Emory & Henry College Presents Organist Bradley Welch in Concert
Acclaimed as "a world-class virtuoso" and "an expert at defining darks, lights, shadows and colors," organist Bradley Hunter Welch returns April 1 for his fourth concert at Emory & Henry College.
In this recital, which begins at 7:30 p.m. in the E&H Memorial Chapel, Welch will play works by J.S. Bach, William Albright, and French masters, as well as a work written for him by Aaron David Miller.
Welch has a long-standing relationship with Emory & Henry and the Randall Dyer Organ, Opus '69, in Memorial Chapel. As a young, rising star in the world of organ performance, he was invited by the College to be one of the inaugural recitalists to play that instrument. Since then his fans at the college and in the regional pipe organ community have watched with interest how he is increasingly in demand as a recitalist, concerto soloist and collaborative artist.
A native of Knoxville, Tenn., Welch holds the doctor of musical arts degree, a master of music arts, a master of music degrees, and the artist diploma from Yale University, where he studied with Thomas Murray and Martin Jean. He also holds the bachelor of music degree with magna cum laude graduate honors from Baylor University, where he studied with Joyce Jones. Welch has continued his study of organ and piano technique with Sheila Paige.
Welch is the 2003 first place winner of the Dallas International Organ Competition and was also awarded the Audience Prize for the second time, having previously won it in 2000. In 2005, he was a featured artist at three regional conventions of the American Guild of Organists, and he made his European debut in France performing in the Chartres Festival. He has appeared as soloist with the Grand Rapids Symphony Orchestra, the Fort Worth Symphony Orchestra, and the Dallas Symphony Orchestra.
With the DSO, he gave the world premier of Stephen Paulus' "Grand Concerto for Organ and Orchestra," the piece written for Welch as the winner of the Dallas International Organ Competition.

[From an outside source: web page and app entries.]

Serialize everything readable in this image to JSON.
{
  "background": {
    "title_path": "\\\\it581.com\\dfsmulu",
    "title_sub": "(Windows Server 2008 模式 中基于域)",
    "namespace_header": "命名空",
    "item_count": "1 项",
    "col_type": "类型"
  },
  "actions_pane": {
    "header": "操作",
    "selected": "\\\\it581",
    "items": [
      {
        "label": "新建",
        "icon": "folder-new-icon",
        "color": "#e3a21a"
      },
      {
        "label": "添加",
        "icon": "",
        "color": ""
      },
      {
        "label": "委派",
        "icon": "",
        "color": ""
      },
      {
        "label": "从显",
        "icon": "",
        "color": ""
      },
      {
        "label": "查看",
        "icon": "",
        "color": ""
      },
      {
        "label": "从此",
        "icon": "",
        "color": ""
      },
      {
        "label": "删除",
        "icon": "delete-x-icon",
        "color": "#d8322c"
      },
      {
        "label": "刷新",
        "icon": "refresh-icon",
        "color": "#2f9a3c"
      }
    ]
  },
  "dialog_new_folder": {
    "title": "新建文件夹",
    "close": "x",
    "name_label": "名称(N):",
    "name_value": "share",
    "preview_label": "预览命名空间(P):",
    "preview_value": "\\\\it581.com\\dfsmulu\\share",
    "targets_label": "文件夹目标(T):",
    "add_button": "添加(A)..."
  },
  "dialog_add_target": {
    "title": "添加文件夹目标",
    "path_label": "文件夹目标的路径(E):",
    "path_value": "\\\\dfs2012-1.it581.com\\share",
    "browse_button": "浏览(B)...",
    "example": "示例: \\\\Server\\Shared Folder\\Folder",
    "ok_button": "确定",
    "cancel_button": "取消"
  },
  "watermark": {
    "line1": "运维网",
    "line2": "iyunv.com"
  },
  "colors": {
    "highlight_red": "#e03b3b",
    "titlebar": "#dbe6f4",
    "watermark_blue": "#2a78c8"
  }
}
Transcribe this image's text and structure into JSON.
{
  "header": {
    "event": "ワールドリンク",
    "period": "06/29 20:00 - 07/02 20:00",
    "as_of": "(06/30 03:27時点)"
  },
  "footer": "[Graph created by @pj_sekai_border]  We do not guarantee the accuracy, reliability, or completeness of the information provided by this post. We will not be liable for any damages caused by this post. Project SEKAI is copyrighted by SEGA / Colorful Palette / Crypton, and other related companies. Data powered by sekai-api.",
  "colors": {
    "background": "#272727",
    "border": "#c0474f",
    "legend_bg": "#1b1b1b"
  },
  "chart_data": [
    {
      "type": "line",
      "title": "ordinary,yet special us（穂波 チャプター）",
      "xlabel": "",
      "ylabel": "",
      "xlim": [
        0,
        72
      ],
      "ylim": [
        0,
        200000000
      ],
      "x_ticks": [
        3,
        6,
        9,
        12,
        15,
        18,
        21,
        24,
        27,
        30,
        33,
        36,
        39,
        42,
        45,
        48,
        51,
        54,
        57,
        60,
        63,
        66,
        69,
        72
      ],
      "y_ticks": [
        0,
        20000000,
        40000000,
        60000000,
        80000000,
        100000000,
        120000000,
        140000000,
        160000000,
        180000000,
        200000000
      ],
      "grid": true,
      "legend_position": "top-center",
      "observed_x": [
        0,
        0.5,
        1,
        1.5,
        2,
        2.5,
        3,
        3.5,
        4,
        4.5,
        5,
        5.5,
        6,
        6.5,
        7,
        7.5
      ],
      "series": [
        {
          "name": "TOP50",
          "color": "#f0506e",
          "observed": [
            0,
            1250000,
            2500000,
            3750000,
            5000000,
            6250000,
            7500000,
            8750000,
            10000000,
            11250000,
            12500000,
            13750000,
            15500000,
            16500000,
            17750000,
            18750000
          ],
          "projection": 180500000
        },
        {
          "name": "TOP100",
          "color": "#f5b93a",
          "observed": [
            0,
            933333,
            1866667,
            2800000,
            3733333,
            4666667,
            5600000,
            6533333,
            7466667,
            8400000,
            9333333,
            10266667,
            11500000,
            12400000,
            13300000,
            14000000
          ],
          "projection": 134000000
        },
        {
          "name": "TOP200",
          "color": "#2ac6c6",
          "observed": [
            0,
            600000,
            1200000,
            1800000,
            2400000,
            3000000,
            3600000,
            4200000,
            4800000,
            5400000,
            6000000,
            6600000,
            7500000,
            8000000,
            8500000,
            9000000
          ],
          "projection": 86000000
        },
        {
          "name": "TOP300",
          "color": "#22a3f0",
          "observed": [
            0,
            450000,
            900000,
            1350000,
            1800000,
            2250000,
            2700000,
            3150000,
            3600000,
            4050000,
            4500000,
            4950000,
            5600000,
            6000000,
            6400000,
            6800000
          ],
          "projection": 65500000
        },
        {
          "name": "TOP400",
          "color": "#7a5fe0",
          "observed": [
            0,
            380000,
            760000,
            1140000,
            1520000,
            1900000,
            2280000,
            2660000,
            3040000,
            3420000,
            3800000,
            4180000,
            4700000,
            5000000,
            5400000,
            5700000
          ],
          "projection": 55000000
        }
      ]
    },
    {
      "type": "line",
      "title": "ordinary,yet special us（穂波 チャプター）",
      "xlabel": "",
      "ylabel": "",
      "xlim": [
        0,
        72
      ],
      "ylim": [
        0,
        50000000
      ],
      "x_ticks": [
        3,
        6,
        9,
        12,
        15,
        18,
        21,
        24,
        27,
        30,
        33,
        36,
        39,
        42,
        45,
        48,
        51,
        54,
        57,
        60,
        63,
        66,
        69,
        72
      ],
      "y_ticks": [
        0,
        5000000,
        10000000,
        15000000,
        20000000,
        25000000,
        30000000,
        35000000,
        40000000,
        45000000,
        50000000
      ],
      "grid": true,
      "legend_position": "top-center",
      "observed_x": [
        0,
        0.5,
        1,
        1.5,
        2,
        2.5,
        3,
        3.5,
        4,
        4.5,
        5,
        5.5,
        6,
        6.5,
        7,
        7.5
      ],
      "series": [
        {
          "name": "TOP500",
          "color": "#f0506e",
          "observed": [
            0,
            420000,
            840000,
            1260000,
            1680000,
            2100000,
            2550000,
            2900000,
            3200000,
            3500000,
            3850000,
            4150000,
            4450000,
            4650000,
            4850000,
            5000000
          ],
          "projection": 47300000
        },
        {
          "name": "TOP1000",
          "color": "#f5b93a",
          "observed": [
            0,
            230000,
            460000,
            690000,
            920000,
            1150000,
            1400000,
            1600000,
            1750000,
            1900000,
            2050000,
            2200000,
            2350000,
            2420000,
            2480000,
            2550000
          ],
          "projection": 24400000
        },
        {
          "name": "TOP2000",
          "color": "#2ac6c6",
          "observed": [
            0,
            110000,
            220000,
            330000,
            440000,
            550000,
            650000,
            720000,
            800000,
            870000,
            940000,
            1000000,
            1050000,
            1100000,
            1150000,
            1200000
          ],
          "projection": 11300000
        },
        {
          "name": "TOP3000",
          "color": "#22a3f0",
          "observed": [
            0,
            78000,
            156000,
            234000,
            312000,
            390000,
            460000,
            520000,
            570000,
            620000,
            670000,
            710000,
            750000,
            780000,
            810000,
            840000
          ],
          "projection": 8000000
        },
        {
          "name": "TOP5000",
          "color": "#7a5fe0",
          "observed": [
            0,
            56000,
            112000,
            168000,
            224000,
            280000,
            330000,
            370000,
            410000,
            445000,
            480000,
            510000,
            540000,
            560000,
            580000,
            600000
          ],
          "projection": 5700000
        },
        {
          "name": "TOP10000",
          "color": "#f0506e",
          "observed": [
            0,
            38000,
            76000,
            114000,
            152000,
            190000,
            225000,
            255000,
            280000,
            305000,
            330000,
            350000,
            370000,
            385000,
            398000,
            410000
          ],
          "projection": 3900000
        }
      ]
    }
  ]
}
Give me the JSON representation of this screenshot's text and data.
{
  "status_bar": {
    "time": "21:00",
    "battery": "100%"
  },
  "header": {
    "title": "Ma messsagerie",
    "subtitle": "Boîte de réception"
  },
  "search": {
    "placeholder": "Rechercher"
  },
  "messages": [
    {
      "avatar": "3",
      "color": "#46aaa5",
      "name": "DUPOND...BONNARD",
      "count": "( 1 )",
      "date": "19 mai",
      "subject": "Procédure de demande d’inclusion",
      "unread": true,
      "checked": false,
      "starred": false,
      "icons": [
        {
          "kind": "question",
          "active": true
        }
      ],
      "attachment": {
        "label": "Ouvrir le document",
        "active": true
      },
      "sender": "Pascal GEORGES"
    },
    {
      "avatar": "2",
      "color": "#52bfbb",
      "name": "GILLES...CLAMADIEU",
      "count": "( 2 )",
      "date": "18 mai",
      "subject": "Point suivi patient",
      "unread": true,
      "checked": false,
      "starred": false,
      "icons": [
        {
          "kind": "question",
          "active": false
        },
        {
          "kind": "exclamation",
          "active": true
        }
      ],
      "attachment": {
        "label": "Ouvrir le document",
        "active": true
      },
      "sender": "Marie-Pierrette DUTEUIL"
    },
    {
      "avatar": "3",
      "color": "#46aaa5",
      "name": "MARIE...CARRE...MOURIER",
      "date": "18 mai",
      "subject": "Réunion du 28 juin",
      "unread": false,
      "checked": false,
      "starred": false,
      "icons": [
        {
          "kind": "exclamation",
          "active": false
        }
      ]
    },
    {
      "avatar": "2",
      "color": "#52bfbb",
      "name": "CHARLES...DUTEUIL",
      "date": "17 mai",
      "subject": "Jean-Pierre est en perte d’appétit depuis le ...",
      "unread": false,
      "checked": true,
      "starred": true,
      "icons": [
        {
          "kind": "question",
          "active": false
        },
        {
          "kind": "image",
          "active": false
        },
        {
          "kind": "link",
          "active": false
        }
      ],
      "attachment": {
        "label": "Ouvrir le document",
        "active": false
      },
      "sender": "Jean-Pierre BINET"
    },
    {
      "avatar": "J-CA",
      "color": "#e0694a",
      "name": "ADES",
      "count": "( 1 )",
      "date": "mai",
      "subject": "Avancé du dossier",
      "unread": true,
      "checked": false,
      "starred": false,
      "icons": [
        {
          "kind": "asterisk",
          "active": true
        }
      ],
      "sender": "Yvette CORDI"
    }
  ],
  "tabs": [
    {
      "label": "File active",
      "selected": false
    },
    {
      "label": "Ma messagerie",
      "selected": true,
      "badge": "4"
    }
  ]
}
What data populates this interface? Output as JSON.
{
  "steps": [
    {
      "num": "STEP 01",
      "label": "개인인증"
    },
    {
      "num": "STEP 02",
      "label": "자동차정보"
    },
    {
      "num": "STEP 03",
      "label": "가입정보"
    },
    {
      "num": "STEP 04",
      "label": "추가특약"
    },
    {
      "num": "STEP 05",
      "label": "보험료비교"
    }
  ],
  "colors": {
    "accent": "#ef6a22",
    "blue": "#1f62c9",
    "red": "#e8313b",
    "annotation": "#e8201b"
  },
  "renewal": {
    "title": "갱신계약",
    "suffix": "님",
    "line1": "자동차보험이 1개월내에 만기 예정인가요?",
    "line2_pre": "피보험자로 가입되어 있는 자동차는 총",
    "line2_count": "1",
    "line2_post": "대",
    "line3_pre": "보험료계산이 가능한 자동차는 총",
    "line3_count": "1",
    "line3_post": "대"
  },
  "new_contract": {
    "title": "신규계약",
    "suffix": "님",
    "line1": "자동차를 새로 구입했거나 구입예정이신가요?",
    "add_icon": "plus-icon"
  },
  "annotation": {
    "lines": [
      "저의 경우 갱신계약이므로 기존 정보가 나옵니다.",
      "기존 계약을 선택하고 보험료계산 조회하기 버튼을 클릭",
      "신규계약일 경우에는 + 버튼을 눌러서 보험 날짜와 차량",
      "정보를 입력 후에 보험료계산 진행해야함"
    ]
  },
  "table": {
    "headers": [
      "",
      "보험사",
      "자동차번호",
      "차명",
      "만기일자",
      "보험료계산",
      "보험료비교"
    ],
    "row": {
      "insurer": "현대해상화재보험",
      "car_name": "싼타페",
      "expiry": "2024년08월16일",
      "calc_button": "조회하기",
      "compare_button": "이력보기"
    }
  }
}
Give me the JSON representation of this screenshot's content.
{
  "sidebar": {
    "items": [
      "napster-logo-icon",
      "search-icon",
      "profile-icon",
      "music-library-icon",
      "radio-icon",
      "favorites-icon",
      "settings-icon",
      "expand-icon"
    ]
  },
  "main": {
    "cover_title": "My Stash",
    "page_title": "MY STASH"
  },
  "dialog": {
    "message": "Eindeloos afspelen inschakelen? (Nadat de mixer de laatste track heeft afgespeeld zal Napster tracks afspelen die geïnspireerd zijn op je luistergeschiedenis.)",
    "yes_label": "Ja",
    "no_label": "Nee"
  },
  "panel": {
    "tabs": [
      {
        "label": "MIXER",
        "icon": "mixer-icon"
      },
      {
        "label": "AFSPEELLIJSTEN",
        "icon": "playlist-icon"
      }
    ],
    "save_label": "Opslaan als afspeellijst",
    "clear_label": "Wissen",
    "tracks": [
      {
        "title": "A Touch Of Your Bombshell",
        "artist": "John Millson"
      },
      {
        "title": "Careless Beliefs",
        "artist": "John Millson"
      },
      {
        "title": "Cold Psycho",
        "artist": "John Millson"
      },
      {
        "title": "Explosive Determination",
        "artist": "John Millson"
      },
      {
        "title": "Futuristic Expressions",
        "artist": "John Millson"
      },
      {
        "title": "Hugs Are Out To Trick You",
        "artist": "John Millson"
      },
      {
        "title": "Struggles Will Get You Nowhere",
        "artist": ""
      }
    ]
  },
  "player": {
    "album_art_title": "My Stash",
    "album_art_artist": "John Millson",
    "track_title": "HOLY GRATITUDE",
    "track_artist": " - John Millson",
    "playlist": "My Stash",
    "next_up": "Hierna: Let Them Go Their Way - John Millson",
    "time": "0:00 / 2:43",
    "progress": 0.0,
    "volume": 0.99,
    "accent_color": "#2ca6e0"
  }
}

He is the director of music and arts and organist at Highland Park United Methodist Church in Dallas, Texas.
In addition to these duties, he performs approximately 20 concerts annually under the exclusive management of Phillip Truckenbrod Concert Artists, Harford, Connecticut.
His premier recording is the first solo organ recording of the Cliburn Organ at Broadway Baptist Church, and his recording of the magnificent Fisk organ at the Meyerson Symphony Center in Dallas is currently in production.